During the ceremony, Addiction Recovery Care President Tim Robinson commended the Kentucky Chamber’s work, and said, “I will never take that for granted that the state’s top business organization is also the organization that is leading the conversation on recovery in Kentucky and in the nation. The work they have done to transform businesses is so important to the recovery community.”
The 2022 Recovery Hall of Fame inductees include:
- Jay Davidson Award (Individual in Recovery): Mike Barry, People Advocating Recovery
- Congressman Hal Rogers Award (Policymaker/Public Official): Former Governor and Congressman Ernie Fletcher, Former Governor Steve Beshear
- Employer of the Year: DV8 Kitchen
Albert Crout, director of the Kentucky Recovery Career Network at Isaiah House Treatment Center, led a discussion on how and why employers should prioritize recovery and education in the workplace. “People in recovery are with us for a lifetime,” Crout said
When Crout asked why education is important in a company, Isaiah House Co-Founder and CEO Mark LaPalme answered, “We see education as providing hope for a better outcome. If education is the key, it’s always been the key.”
Recovering employees can help improve your business at every stage, said Crout as he offered a roadmap for employers to improve productivity, promotion, and commitment in their workplace.
He stressed the importance of partnerships with like-minded groups to ensure success, pointing to the partnerships Isaiah House has developed with the Kentucky Chamber Foundation, Goodwill Industries, Bluegrass Area Development, Kentucky Workforce Innovation Board, University of Kentucky, Reliance Works, and many other federal, state, and local entities through their innovative recovery programs.
Crout pointed to initiatives of the Kentucky Chamber Foundation’s Kentucky Comeback initiative, which include programs to help expand talent pools, increase fair chance talent pipelines, and provide fair chances training and education.

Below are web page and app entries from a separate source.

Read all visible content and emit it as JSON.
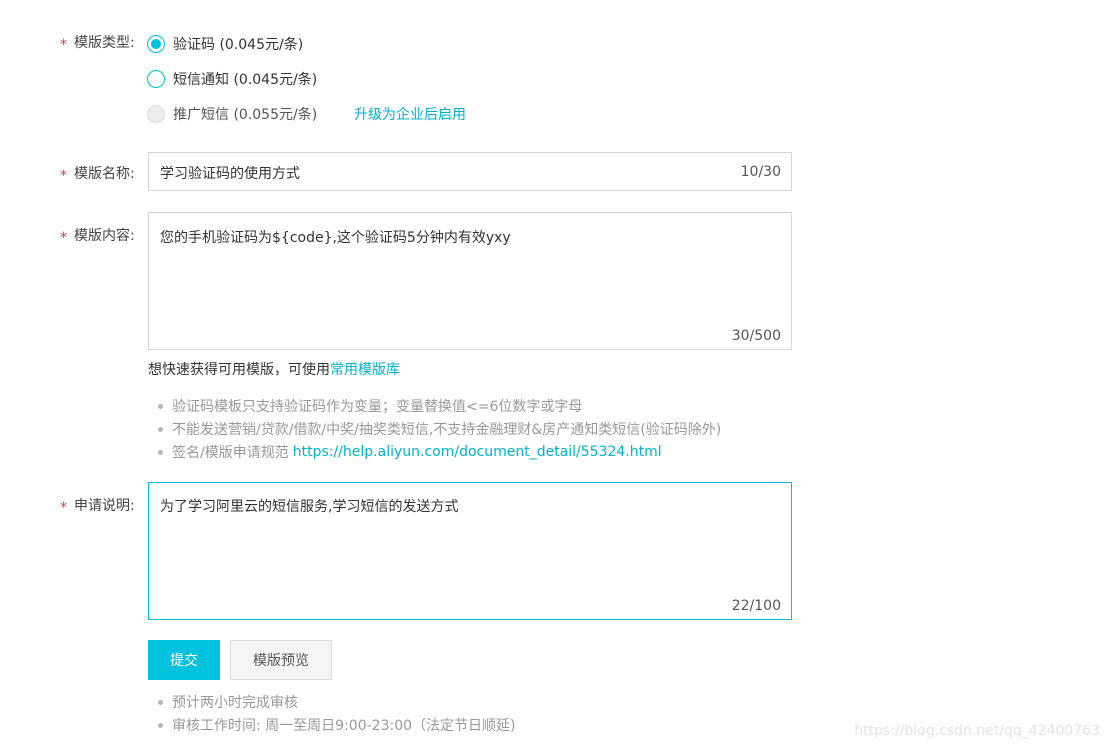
{
  "template_type": {
    "label": "模版类型:",
    "options": [
      {
        "label": "验证码 (0.045元/条)",
        "state": "selected"
      },
      {
        "label": "短信通知 (0.045元/条)",
        "state": "unselected"
      },
      {
        "label": "推广短信 (0.055元/条)",
        "state": "disabled"
      }
    ],
    "upgrade_link": "升级为企业后启用"
  },
  "template_name": {
    "label": "模版名称:",
    "value": "学习验证码的使用方式",
    "counter": "10/30"
  },
  "template_content": {
    "label": "模版内容:",
    "value": "您的手机验证码为${code},这个验证码5分钟内有效yxy",
    "counter": "30/500",
    "quick_tip": "想快速获得可用模版，可使用",
    "library_link": "常用模版库",
    "tips": [
      "验证码模板只支持验证码作为变量；变量替换值<=6位数字或字母",
      "不能发送营销/贷款/借款/中奖/抽奖类短信,不支持金融理财&房产通知类短信(验证码除外)"
    ],
    "spec_tip": "签名/模版申请规范",
    "spec_link": "https://help.aliyun.com/document_detail/55324.html"
  },
  "application_note": {
    "label": "申请说明:",
    "value": "为了学习阿里云的短信服务,学习短信的发送方式",
    "counter": "22/100"
  },
  "actions": {
    "submit": "提交",
    "preview": "模版预览"
  },
  "footer_tips": [
    "预计两小时完成审核",
    "审核工作时间: 周一至周日9:00-23:00（法定节日顺延)"
  ],
  "watermark": "https://blog.csdn.net/qq_42400763",
  "required_mark": "*",
  "colors": {
    "accent": "#00c1de",
    "link": "#00b3cc",
    "required": "#e4393c"
  }
}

Alex Elswick, founder of Voices of Hope and Assistant Extension Professor at the University of Kentucky, shared his substance use disorder recovery story. He stressed the need for individuals to have increased access to recovery capital, which includes substance use disorder treatment, peer support, mental health therapy, and more.

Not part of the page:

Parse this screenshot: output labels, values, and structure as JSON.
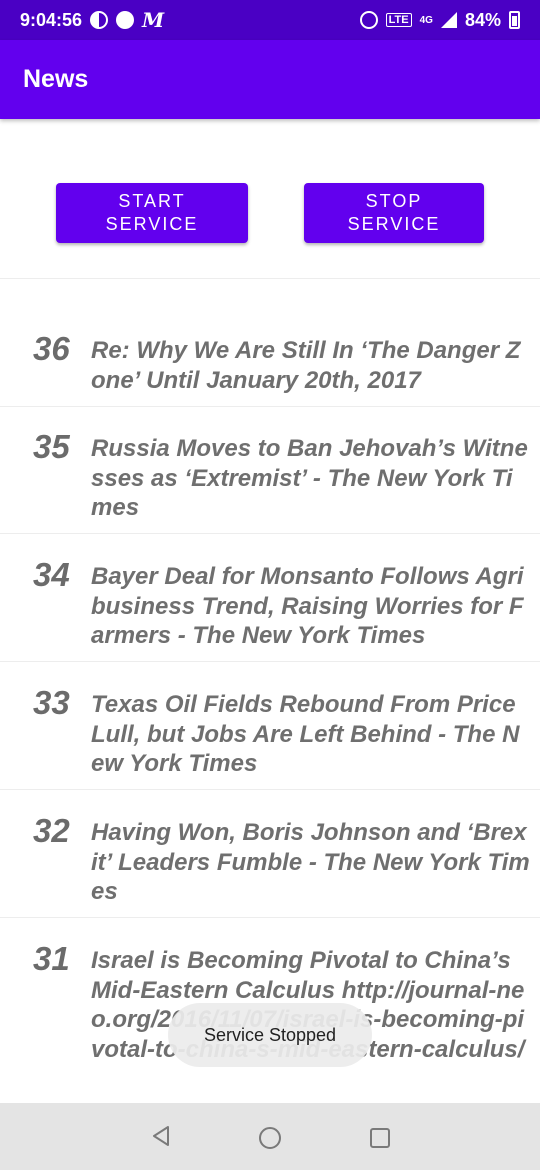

“There’s really nothing special about my addiction, but in so many ways there’s something special about my recovery. Because I had access to the things I needed,” Elswick said
When he lost two friends two substance use, he reached out to his therapist to understand how his recovery has led to a different outcome than his friends. His therapist said, “I think people need two things to sustain their recovery: the belief that they do not need the drug and the belief that their quality of life is better without the drug.”
Kentucky Chamber Foundation Workforce Center Executive Director LaKisha Miller ended the conference by asking attendees to think about why they want to get involved with fair chance employment and encourages them to take the first step to become transformational employers.